TASK: Every record must be reproduced exactly. Leave none out.

Excerpts from an interface dataset
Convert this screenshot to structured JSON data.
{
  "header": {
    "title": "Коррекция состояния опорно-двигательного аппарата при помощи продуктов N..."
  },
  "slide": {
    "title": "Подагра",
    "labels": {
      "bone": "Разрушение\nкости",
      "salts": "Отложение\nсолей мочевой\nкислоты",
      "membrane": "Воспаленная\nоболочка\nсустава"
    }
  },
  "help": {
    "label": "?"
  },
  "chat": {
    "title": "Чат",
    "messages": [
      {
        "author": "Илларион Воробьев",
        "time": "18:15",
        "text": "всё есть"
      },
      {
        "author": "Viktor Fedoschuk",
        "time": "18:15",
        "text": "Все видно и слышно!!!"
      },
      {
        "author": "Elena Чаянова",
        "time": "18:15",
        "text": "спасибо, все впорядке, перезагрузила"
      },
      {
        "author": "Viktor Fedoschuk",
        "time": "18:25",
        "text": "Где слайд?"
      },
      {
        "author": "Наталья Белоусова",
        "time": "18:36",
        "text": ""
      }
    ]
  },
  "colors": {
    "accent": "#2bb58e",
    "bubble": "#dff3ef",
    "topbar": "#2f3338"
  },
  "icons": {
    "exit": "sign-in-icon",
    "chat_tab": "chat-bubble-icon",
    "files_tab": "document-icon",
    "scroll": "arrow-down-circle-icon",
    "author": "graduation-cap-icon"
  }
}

WORKED SOLUTION:
Convert this screenshot to structured JSON data.
{
  "header": {
    "title": "Коррекция состояния опорно-двигательного аппарата при помощи продуктов N..."
  },
  "slide": {
    "title": "Подагра",
    "labels": {
      "bone": "Разрушение\nкости",
      "salts": "Отложение\nсолей мочевой\nкислоты",
      "membrane": "Воспаленная\nоболочка\nсустава"
    }
  },
  "help": {
    "label": "?"
  },
  "chat": {
    "title": "Чат",
    "messages": [
      {
        "author": "Илларион Воробьев",
        "time": "18:15",
        "text": "всё есть"
      },
      {
        "author": "Viktor Fedoschuk",
        "time": "18:15",
        "text": "Все видно и слышно!!!"
      },
      {
        "author": "Elena Чаянова",
        "time": "18:15",
        "text": "спасибо, все впорядке, перезагрузила"
      },
      {
        "author": "Viktor Fedoschuk",
        "time": "18:25",
        "text": "Где слайд?"
      },
      {
        "author": "Наталья Белоусова",
        "time": "18:36",
        "text": ""
      }
    ]
  },
  "colors": {
    "accent": "#2bb58e",
    "bubble": "#dff3ef",
    "topbar": "#2f3338"
  },
  "icons": {
    "exit": "sign-in-icon",
    "chat_tab": "chat-bubble-icon",
    "files_tab": "document-icon",
    "scroll": "arrow-down-circle-icon",
    "author": "graduation-cap-icon"
  }
}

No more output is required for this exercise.